Sneaked is the traditional past tense and past participle of sneak. Snuck is new, originating in the U.S. in the early 20th century, but it has become remarkably common across all main English varieties. People seem to like it, and it appears in even the most editorially scrupulous publications, so at this stage there is no basis for saying snuck is incorrect. It’s just new. English has many irregular verb forms, and adding one more won’t cause harm.
In American news publications, sneaked is marginally more common than snuck, and in Canada snuck actually appears twice as often as sneaked. The two words are neck and neck in Australian and New Zealand publications, and in British publications sneaked is about twice as common as snuck. These figures are based on unscientific research, but it’s safe to say British writers shun snuck to a greater degree than the rest of us.
When in doubt, it’s usually better to go with the older form—sneaked, in this case—but there’s nothing wrong with using snuck. Just watch out for English traditionalists with peeves.
Google’s ngrams, which graph word usage across a large number of English-language published texts, aren’t precise, but they nicely render usage trends in visible form. This first one shows the growth of snuck in American English from 1908 to 2008:
It should be noted, though, that the frequency of snuck on the web is much greater than in books.
And this one shows sneaked‘s and snuck‘s use in British texts from the same period:
Holmes snuck into the restaurant’s kitchen to make her own baguettes with bakers. [Los Angeles Times]
Chekhov began writing for the stage while he was still at school, inspired by the farces that he snuck into at the local playhouse. [Irish Times]
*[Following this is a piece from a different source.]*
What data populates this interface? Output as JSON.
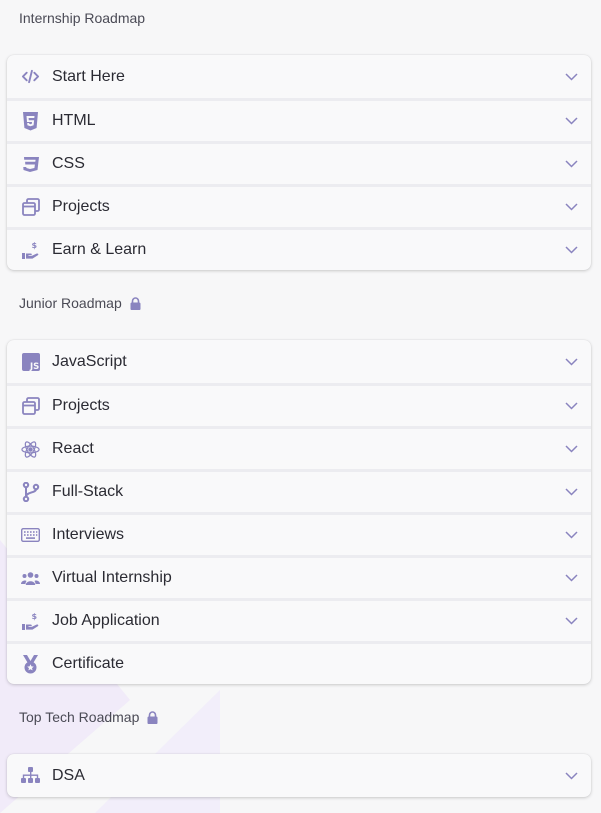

You felt as though you’d snuck into someone’s home and flipped open his journal. [Globe and Mail]
Perhaps it even snuck up on Swan. [Sydney Morning Herald]